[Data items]
---
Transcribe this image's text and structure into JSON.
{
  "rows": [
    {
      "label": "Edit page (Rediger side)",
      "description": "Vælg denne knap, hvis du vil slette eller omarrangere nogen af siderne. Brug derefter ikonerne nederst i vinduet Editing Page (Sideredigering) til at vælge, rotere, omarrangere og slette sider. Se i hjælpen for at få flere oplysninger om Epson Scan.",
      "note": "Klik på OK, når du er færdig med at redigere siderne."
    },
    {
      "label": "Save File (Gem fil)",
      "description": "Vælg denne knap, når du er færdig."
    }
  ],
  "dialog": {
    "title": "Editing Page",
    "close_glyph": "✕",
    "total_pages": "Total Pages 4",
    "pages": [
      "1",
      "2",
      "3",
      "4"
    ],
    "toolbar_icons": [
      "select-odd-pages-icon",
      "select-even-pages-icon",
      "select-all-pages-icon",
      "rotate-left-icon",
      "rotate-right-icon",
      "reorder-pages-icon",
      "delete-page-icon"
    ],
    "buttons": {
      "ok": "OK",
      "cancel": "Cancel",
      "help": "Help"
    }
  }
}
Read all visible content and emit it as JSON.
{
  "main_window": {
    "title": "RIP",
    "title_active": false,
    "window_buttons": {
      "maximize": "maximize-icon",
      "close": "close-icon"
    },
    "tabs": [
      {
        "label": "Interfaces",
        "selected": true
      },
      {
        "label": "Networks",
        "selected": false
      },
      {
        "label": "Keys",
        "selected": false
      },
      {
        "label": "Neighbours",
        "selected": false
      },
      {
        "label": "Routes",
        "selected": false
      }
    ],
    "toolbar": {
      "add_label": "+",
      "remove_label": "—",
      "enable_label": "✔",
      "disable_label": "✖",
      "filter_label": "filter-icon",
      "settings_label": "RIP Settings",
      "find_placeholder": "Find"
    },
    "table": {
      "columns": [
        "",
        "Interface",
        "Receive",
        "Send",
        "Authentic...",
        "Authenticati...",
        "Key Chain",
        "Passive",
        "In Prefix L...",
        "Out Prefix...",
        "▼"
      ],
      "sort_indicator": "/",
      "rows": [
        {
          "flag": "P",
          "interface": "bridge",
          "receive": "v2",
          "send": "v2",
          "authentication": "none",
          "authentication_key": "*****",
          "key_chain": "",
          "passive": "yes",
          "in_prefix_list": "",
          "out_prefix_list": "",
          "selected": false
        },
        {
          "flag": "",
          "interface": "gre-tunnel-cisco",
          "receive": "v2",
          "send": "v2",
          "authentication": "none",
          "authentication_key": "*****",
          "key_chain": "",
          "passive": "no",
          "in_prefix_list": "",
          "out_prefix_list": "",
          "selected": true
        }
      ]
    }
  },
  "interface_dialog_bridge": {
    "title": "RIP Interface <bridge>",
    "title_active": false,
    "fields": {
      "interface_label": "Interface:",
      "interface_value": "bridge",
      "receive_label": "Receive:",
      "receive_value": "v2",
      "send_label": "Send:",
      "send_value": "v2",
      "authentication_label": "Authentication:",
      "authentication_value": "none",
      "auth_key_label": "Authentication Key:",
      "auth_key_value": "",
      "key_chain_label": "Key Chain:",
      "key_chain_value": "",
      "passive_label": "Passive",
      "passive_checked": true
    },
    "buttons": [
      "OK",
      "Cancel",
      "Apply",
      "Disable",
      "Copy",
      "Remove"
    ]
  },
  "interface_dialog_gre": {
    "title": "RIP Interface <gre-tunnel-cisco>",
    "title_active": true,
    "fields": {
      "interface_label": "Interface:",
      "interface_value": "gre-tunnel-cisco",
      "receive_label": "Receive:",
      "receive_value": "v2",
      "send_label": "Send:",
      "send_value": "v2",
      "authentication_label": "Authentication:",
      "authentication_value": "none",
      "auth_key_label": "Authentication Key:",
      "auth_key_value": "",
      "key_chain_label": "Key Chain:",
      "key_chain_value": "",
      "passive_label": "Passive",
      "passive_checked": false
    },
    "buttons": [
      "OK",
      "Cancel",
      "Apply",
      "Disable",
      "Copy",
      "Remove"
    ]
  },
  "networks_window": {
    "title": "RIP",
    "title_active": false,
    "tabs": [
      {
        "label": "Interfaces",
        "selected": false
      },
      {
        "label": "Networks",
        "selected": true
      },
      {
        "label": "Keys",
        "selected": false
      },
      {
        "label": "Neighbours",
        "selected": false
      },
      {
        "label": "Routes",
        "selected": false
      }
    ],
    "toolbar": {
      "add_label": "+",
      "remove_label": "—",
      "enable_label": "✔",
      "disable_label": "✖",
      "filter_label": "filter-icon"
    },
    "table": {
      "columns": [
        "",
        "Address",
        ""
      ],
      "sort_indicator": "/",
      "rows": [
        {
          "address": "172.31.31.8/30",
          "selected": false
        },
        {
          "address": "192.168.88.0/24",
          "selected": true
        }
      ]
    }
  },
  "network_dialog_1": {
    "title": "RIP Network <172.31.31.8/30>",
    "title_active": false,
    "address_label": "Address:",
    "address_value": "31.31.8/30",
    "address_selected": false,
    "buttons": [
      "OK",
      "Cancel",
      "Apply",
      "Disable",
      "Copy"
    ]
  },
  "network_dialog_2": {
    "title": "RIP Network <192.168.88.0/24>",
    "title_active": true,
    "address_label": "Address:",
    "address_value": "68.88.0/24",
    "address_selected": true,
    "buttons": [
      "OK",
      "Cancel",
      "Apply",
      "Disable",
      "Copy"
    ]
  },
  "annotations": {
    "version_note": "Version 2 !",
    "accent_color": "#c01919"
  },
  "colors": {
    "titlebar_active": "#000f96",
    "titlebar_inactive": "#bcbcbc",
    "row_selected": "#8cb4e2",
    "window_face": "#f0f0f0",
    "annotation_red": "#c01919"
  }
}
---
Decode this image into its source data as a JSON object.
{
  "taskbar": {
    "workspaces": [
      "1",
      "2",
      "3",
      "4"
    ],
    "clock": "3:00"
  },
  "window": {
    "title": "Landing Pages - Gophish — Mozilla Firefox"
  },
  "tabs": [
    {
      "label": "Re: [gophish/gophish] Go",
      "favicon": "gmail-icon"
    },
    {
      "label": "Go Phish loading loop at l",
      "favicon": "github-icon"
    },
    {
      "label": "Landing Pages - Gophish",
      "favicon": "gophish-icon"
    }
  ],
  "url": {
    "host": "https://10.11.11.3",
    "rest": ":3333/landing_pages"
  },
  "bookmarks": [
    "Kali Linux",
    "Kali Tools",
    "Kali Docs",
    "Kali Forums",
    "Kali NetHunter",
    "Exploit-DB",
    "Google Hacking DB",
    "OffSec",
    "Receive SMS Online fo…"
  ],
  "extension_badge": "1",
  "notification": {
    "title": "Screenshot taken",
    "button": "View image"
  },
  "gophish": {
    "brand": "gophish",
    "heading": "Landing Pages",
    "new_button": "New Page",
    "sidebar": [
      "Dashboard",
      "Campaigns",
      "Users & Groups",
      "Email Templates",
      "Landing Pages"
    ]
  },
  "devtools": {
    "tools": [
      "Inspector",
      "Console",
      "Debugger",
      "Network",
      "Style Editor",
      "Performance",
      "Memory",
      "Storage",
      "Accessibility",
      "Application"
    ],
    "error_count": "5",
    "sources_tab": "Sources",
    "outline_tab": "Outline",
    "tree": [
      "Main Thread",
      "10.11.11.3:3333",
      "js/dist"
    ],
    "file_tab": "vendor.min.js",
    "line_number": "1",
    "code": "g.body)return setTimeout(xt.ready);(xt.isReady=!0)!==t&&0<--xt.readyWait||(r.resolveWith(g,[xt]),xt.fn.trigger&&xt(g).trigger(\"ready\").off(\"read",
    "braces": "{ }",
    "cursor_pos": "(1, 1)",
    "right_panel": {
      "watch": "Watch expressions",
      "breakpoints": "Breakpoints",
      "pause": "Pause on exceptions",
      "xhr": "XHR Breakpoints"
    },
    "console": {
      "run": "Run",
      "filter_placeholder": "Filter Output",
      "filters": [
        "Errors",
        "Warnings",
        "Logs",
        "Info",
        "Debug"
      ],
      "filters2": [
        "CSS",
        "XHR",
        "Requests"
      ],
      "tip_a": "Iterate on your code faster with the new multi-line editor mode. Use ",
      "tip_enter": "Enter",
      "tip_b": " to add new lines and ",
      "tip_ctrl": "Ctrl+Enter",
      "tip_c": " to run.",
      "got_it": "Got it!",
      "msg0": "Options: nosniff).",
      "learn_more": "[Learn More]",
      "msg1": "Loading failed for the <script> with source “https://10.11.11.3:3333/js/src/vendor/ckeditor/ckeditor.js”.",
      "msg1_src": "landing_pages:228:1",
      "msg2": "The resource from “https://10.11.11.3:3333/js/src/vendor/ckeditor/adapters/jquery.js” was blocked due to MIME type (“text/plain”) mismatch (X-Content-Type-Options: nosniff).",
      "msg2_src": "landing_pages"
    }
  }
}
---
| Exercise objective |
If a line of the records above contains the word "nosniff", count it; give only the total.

| Output below |
2